The will-he-won’t-he saga of General Raheel Sharif’s retirement is finally drawing to a close – with little more than a week left till November 29, the outgoing Chief Of Army Staff (COAS) has begun his farewell visits to various garrisons.

The announcement of his retirement came way back in January through ISPR, yet, come November, the COAS has surprised many by sticking to his word and not seeking an extension to his tenure at the head of the armed forces. There have been calls to do otherwise, the banners put up in Karachi and whispered rumours of granting him a permanent position at the head of the armed forces as field marshal have not been entertained.

By moving forward with his retirement plans, General Raheel Sharif has given further credence to the institutional integrity of the army, at a time when other institutions, including the government, have no such moral high-ground. Following the rules at a time when others are publicly perceived as breaking them can do wonders for the image of an institution – not that the public perception of the army was ever tarnished, but after three years, it looks more polished than it ever was.
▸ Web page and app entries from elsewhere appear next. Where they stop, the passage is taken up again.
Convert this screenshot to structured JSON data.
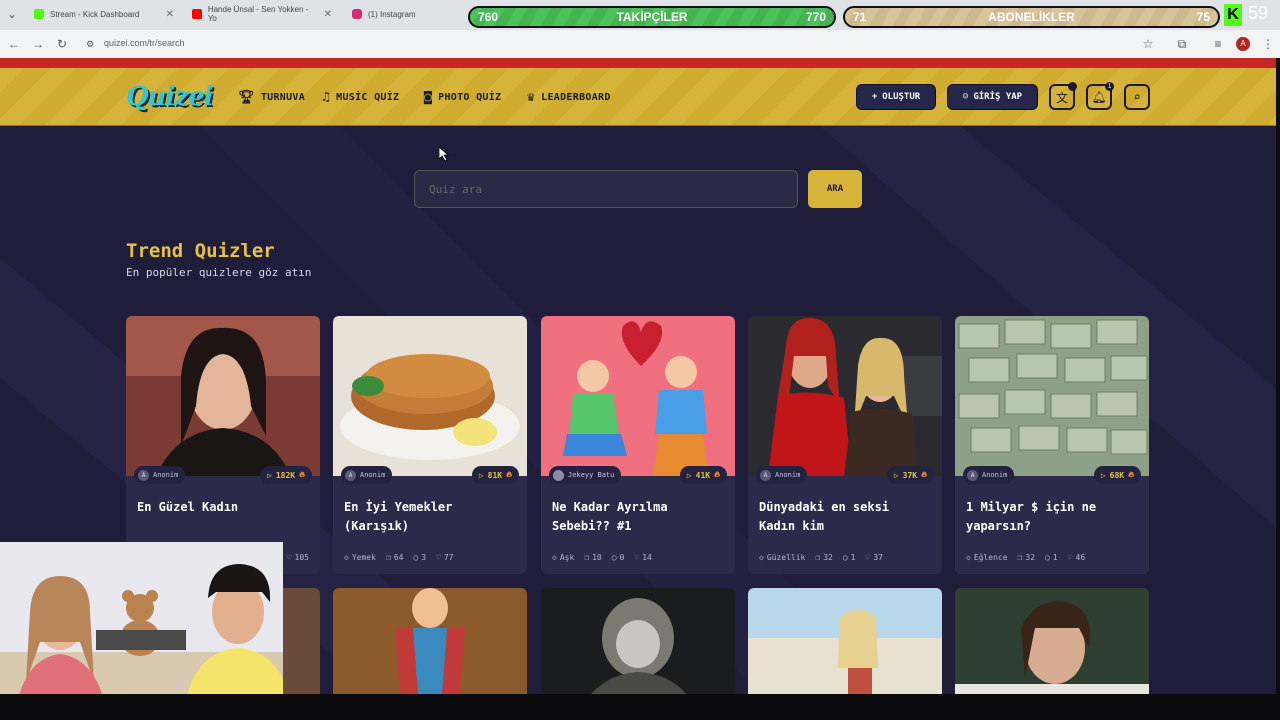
{
  "browser": {
    "tabs": [
      {
        "title": "Stream - Kick Dashboard",
        "color": "#53fc18"
      },
      {
        "title": "Hande Ünsal - Sen Yokken - Yo",
        "color": "#ff0000"
      },
      {
        "title": "(1) Instagram",
        "color": "#d62976"
      }
    ],
    "url": "quizei.com/tr/search",
    "profile_initial": "A"
  },
  "overlay": {
    "followers": {
      "current": "760",
      "label": "TAKİPÇİLER",
      "goal": "770"
    },
    "subs": {
      "current": "71",
      "label": "ABONELİKLER",
      "goal": "75"
    },
    "kick_logo": "K",
    "kick_count": "59"
  },
  "site": {
    "logo": "Quizei",
    "nav": [
      {
        "label": "TURNUVA",
        "icon": "trophy-icon"
      },
      {
        "label": "MUSİC QUİZ",
        "icon": "music-icon"
      },
      {
        "label": "PHOTO QUİZ",
        "icon": "camera-icon"
      },
      {
        "label": "LEADERBOARD",
        "icon": "award-icon"
      }
    ],
    "create_label": "OLUŞTUR",
    "login_label": "GİRİŞ YAP",
    "notif_count": "1",
    "search_placeholder": "Quiz ara",
    "search_button": "ARA",
    "section_title": "Trend Quizler",
    "section_subtitle": "En popüler quizlere göz atın",
    "cards": [
      {
        "author": "Anonim",
        "plays": "182K",
        "title": "En Güzel Kadın",
        "category": "",
        "questions": "",
        "comments": "",
        "likes": "105"
      },
      {
        "author": "Anonim",
        "plays": "81K",
        "title": "En İyi Yemekler (Karışık)",
        "category": "Yemek",
        "questions": "64",
        "comments": "3",
        "likes": "77"
      },
      {
        "author": "Jekeyy Batu",
        "plays": "41K",
        "title": "Ne Kadar Ayrılma Sebebi?? #1",
        "category": "Aşk",
        "questions": "10",
        "comments": "0",
        "likes": "14"
      },
      {
        "author": "Anonim",
        "plays": "37K",
        "title": "Dünyadaki en seksi Kadın kim",
        "category": "Güzellik",
        "questions": "32",
        "comments": "1",
        "likes": "37"
      },
      {
        "author": "Anonim",
        "plays": "68K",
        "title": "1 Milyar $ için ne yaparsın?",
        "category": "Eğlence",
        "questions": "32",
        "comments": "1",
        "likes": "46"
      }
    ]
  }
}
Perhaps the cornerstone of General Raheel Sharif’s time as COAS has been exactly this – looking to improve the public perception of the army even further. The war on terror and the armed forces’ success in counter-terrorism efforts have been important, but any strong-willed General with tactical know-how and grit could have taken the fight to the enemy. The military takeovers, particularly the last one, had left many in the country wary of the intentions of the top brass with regards to democratic governance.

A COAS that could make the army protect institutional rules and procedures while keeping its power and influence intact is something that the country had so far not seen. With three years under his belt, General Raheel Sharif, and through him, the army was at the head of matters of foreign policy in relation to specific states, and was consistently compared to the sitting government, making the Prime Minister seem like the lesser Sharif at every step. Strategic policy had always been the domain of the establishment, but during General Sharif’s tenure, key economic decisions (CPEC) were also made with the army at the table.

And that is what makes the retiring General special. The gains made on the battlefield were successful and tangible – the Global Terrorism Index has recorded a drop in terrorist activities in Pakistan for two straight years – but the ability to not take unnecessary action or liberties beyond what was required of a COAS is what will make General Raheel stand out from his predecessors. His retirement signifies that the army is an institution, and not an individual, that passing the torch does not have to imply upheaval, and can often be the most welcome choice. One can only hope that his successor will have similar values.